Real Estate Investment Trusts for Income-Producing Investments
Real estate investment trusts (REITs) are a special breed of stock. A REIT is an investment that has elements of both a stock and a mutual fund (a pool of money received from investors that’s managed by an investment company).
A REIT resembles a stock in that it’s a company whose stock is publicly traded on the major stock exchanges, and it has the usual features that you expect from a stock — it can be bought and sold easily through a broker, income is given to investors as dividends, and so on.
A REIT resembles a mutual fund in that it doesn’t make its money selling goods and services; it makes its money by buying, selling, and managing an investment portfolio of real estate investments. It generates revenue from rents and property leases, as any landlord does. In addition, some REITs own mortgages, and they gain income from the interest.
The main advantages to investing in REITs include the following:
Unlike other types of real estate investing, REITs are easy to buy and sell. You can buy a REIT by making a phone call to a broker or visiting a broker’s website, just as you can to purchase any stock.
REITs have higher-than-average yields. Because they must distribute at least 95 percent of their income to shareholders, their dividends usually yield a return of 5 to 12 percent.
REITs involve a lower risk than the direct purchase of real estate because they use a portfolio approach diversified among many properties.
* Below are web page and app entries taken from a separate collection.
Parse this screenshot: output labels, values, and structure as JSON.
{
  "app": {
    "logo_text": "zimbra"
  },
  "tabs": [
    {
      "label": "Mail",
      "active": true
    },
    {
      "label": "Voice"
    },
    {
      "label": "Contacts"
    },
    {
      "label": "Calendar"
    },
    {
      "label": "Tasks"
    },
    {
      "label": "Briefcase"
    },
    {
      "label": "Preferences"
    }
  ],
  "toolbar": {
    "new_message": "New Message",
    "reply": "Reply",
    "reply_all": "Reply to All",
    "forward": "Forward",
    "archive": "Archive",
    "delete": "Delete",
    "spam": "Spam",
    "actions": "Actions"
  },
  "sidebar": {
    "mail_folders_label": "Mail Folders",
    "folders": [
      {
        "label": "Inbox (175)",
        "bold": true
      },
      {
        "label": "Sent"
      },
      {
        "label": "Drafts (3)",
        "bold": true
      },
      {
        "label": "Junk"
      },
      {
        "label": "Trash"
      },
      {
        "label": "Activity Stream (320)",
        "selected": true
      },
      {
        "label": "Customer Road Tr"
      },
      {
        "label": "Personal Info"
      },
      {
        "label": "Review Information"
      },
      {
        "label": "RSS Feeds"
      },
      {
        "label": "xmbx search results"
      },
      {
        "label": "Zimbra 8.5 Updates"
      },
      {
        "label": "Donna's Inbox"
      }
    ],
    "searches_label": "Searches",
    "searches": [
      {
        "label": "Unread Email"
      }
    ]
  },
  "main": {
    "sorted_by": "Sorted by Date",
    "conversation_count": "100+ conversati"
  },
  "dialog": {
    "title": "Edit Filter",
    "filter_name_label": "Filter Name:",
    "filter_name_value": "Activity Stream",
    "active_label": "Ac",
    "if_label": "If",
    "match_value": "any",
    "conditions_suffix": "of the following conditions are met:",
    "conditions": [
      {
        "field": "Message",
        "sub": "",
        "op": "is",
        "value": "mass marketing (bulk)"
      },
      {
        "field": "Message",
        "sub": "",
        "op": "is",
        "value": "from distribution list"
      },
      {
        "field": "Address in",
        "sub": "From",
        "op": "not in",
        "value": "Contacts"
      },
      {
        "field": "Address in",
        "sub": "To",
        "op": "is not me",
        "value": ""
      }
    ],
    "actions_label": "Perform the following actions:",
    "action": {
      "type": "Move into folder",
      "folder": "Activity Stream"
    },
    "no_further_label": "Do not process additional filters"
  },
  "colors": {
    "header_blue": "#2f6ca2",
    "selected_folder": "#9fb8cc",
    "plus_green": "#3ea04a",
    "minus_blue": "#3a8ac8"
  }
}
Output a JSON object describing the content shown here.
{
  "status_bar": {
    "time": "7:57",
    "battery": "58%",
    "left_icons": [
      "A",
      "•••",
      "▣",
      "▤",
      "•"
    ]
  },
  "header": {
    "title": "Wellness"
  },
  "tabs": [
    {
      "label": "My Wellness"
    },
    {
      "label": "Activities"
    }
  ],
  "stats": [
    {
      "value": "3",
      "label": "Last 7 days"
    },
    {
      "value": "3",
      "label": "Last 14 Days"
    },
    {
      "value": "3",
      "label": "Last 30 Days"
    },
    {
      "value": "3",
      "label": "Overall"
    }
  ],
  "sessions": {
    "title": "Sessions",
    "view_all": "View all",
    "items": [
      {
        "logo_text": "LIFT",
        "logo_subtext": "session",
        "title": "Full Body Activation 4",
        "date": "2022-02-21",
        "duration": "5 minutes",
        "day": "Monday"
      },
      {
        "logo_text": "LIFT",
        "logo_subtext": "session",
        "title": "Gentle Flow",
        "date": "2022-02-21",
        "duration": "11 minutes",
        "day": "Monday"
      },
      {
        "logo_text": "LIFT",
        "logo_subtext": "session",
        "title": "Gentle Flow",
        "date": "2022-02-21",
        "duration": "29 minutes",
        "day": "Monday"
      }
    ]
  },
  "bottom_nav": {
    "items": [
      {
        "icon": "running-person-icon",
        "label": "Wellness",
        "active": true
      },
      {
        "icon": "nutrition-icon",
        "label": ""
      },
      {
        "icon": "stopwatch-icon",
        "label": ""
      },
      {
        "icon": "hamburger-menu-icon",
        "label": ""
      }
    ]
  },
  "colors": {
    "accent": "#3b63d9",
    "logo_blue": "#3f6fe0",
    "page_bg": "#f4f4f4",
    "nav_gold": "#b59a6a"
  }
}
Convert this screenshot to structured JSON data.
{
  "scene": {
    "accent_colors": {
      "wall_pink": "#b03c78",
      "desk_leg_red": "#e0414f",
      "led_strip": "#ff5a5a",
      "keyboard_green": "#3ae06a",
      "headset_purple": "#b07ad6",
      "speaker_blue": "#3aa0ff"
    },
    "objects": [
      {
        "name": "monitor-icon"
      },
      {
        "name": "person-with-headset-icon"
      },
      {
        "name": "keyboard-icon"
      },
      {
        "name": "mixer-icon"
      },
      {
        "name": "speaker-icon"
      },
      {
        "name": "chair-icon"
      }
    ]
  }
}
Because you’re investing in a company that buys the real estate, you don’t have to worry about managing the properties — the company’s management does that on a full-time basis. Usually, the REIT doesn’t just manage one property; it’s diversified in a portfolio of different properties.
Investing in a REIT is affordable for small investors. REIT shares usually trade in the $10 to $40 range, meaning that you can invest with very little money.
Although they tend to be diversified with various properties, they’re still susceptible to risks tied to the general real estate sector. Whenever you invest in an asset (like real estate or REITs in recent years) that has already skyrocketed due to artificial stimulants (in the case of real estate, very low interest rates and too much credit and debt), the potential losses can offset any potential (unrealized) income.
When you’re looking for a REIT to invest in, analyze it the way you’d analyze a property. Look at the location and type of property. If shopping malls are booming in California and your REIT buys and sells shopping malls in California, then you’ll probably do well.
However, if your REIT invests in office buildings across the country and the office building market is overbuilt and having tough times, you’ll have a tough time, too.
The real estate market has generally bottomed although weakness should remain for a few more years before a strong rise in real estate values appears. Many of the dangers of the “housing bubble” have passed, and investors can start looking at real estate investments (such as REITs) with less anxiety.
Choosing REITs with a view toward quality and strong fundamentals (location, potential rents, and so forth) is still a good idea.